High Rollers: we break down five different billion-dollar plans for a casino in downtown Toronto

High Rollers: we break down five different billion-dollar plans for a casino in downtown Toronto

City councillors could vote on whether to allow a downtown casino as soon as next month, and they, along with the rest of Toronto, remain bitterly divided over whether it would be a money-generating pleasure palace or a traffic-generating crime magnet. In the midst of the ongoing debate, high-profile companies like MGM and Wynn have released flashy plans in hopes that big ideas and pretty renderings will help sway the naysayers. Below, we break down each company’s promises, from free CNE passes to Celine Dion concerts.

The company: MGM Resorts International and Canadian partner Cadillac Fairview
The plan: An “integrated resort” (read: massive complex) at Exhibition Place that includes a 1,200-room hotel, a mall half the size of the Eaton Centre, a permanent home for Cirque du Soleil, 10 restaurants, an underground parking lot with 12,000 spaces and, of course, a 250,000-square-foot casino. The new buildings would push the CNE across Lake Shore Boulevard to the northern part of Ontario Place. The company also said it would expand the Direct Energy Centre and Molson Amphitheatre, as well as transit service to the area (as long as they can work with GO Transit and the TTC)
The cost: $3–$4 billion
The best perk: Free CNE for all! A decade of cash payouts to the fair would allow it to stop charging admission
How serious are they? Very. The company has registered more than a dozen lobbyists (including two Metrolinx officials), held private briefings for councillors and the mayor and has a website up and running

The company: Wynn Resorts Development, the luxury developer responsible for the Mirage, Treasure Island and Bellagio in Las Vegas
The plan: A resort with a five-star spa, fine dining and casual restaurants, a hotel with views of the Toronto skyline and a convention centre. A Wynn executive argued the developer’s proposal contrasts with the “outdated big-box slots model” and said the company would work with the city to find an appropriate location.
The cost: Not yet released
The best perk: A complex more chic than trashy (at least, in theory)
How serious are they? The plan is still in its early stages, but rumours of Wynn’s interest have been swirling for months

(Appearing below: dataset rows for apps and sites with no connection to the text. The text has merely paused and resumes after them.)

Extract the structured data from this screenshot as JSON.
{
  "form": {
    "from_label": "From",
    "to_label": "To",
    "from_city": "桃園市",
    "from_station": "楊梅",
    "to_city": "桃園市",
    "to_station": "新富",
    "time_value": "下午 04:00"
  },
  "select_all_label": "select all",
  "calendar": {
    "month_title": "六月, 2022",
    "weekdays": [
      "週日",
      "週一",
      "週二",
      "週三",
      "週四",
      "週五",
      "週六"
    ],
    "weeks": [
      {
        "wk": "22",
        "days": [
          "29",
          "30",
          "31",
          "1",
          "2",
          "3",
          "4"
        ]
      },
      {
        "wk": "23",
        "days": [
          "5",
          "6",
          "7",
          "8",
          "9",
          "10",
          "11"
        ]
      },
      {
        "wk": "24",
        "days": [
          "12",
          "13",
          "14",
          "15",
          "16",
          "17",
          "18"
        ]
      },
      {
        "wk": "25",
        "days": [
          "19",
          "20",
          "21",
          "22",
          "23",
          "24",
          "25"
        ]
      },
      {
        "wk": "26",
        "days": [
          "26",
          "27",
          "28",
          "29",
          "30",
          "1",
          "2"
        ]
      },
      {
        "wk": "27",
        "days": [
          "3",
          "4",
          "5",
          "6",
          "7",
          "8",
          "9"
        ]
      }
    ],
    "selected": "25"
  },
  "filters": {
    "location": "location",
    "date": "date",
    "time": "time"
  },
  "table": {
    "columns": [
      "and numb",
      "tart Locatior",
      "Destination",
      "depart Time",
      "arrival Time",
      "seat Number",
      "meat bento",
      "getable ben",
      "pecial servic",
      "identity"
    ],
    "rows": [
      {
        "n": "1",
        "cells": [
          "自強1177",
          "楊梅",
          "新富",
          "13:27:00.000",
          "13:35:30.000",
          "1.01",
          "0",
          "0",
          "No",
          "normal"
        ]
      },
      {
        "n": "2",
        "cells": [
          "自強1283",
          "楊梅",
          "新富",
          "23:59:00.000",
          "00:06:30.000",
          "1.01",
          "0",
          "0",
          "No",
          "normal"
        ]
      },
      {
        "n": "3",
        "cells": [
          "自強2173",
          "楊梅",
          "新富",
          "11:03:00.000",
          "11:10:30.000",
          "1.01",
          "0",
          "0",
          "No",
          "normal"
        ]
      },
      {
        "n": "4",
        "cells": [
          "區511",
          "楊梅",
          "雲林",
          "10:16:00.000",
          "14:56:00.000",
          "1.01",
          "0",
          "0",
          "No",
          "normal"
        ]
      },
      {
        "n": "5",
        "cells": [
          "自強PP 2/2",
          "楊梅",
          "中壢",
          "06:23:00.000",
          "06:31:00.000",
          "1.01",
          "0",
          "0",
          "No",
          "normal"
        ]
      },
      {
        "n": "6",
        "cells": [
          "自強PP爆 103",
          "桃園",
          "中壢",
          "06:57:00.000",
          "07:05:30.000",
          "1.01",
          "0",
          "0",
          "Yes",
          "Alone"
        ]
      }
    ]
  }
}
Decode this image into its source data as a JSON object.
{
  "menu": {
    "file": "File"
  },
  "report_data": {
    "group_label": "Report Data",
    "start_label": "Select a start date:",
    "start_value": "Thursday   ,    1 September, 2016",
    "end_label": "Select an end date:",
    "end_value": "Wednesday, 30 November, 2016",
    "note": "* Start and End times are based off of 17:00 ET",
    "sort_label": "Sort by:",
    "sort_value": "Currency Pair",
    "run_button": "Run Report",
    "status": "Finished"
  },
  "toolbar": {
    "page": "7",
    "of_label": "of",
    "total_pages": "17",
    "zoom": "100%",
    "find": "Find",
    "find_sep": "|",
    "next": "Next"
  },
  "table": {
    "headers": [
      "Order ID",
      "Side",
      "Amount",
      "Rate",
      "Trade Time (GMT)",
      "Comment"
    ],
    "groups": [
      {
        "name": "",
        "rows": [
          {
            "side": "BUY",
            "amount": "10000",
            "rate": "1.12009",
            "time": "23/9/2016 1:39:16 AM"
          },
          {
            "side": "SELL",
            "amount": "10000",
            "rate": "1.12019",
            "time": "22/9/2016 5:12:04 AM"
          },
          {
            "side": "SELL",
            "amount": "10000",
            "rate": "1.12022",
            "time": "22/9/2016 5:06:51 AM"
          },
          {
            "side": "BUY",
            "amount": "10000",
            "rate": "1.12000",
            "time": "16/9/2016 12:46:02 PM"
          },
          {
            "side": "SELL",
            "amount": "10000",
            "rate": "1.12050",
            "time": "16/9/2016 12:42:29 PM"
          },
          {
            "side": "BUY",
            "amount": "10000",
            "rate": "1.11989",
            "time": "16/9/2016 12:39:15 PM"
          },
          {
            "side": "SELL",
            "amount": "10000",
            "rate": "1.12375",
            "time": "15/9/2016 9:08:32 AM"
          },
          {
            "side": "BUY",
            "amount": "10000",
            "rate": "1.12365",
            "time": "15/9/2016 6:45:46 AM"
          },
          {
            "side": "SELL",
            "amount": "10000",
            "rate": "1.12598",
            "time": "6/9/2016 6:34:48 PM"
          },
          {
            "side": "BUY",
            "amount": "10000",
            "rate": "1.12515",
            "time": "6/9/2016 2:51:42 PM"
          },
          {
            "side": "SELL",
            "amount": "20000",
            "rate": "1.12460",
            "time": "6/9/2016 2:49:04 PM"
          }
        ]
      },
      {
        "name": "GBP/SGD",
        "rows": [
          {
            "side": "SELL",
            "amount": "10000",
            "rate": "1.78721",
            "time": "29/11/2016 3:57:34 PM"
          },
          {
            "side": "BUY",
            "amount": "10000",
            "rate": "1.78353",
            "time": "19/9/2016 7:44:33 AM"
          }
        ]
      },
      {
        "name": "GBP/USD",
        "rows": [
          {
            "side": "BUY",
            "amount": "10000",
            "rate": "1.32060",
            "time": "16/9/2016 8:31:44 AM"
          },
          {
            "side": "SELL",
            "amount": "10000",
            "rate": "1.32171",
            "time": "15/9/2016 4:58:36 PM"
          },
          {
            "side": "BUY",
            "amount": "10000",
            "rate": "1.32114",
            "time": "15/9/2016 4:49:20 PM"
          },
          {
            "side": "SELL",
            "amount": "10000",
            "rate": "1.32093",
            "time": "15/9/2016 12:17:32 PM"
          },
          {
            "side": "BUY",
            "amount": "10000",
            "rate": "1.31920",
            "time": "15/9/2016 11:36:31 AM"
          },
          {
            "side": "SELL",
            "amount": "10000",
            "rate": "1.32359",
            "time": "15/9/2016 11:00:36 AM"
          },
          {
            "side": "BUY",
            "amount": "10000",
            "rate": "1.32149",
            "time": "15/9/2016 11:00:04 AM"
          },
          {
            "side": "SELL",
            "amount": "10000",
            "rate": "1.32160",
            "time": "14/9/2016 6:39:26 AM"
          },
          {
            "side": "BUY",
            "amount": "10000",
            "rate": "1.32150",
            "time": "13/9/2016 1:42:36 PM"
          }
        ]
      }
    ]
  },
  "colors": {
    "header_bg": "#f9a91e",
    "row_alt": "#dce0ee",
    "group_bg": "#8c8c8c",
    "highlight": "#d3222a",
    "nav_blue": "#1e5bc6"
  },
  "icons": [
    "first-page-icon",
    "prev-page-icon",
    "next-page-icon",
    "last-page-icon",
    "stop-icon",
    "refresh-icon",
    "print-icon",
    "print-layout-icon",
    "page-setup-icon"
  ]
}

The company: Oxford Properties Group
The plan: A total revamp of the Oxford-owned Metro Toronto Convention Centre that expands the convention space and adds two office/residential towers, a hotel, a three-level shopping centre and 4,000 new underground parking stalls. The gambling floor would take up about 10 per cent of the total space
The cost: $3 billion
The best perk: A 5.5-acre urban park over the railway tracks, though there are questions about whether that’s feasible
How serious are they? Serious enough to hire the architects behind Abu Dhabi’s Masdar City Development and London’s Canary Wharf Underground Station. The property firm has also already released two waves of renderings

The company: Caesars Entertainment with U.S. firm Rock Gaming
The plan: Another plan for the Convention Centre, this one includes an arcade along Front Street, a park, luxury retail, restaurants, a year-round amphitheatre and two hotel towers. The company said it’s open to adapting the plan for other sites
The cost: Around $2 billion
The best perk: Caesars hinted it might be able to draw performers like Celine Dion, Elton John, Shania Twain or Rod Stewart
How serious are they? Caesars was one of the first to express interest in a Toronto casino and CEO Gary Loveman schlepped to the city to extol the benefits. However, the plans aren’t as specific as MGM’s and Oxford’s

The company: Las Vegas Sands Corporation, which has properties in Las Vegas, Macau and Singapore
The plan: Yet another proposal for Front and Simcoe, this version includes tripling the size of the existing convention centre and a hotel tower with up to 2,000 rooms and new space for restaurants, entertainment and retail stores. The casino would comprise about five per cent of the space
The cost: $2 billion
The best perk: The company isn’t shy about eye-catching architecture—just look at the Marina Bay Sands in Singapore
How serious are they? The plans lack specifics, but Sands’ lobbyist count is second only to MGM’s. Plus, billionaire CEO (and Tea Party supporter) Sheldon Adelson met with Rob Ford in person last summer

(Images: Cirque du Soleil, Benson Kua; Celine Dion, Facebook; Elton John, Richard Mushet; casino chips, Sam DeLong; rendering, MGM)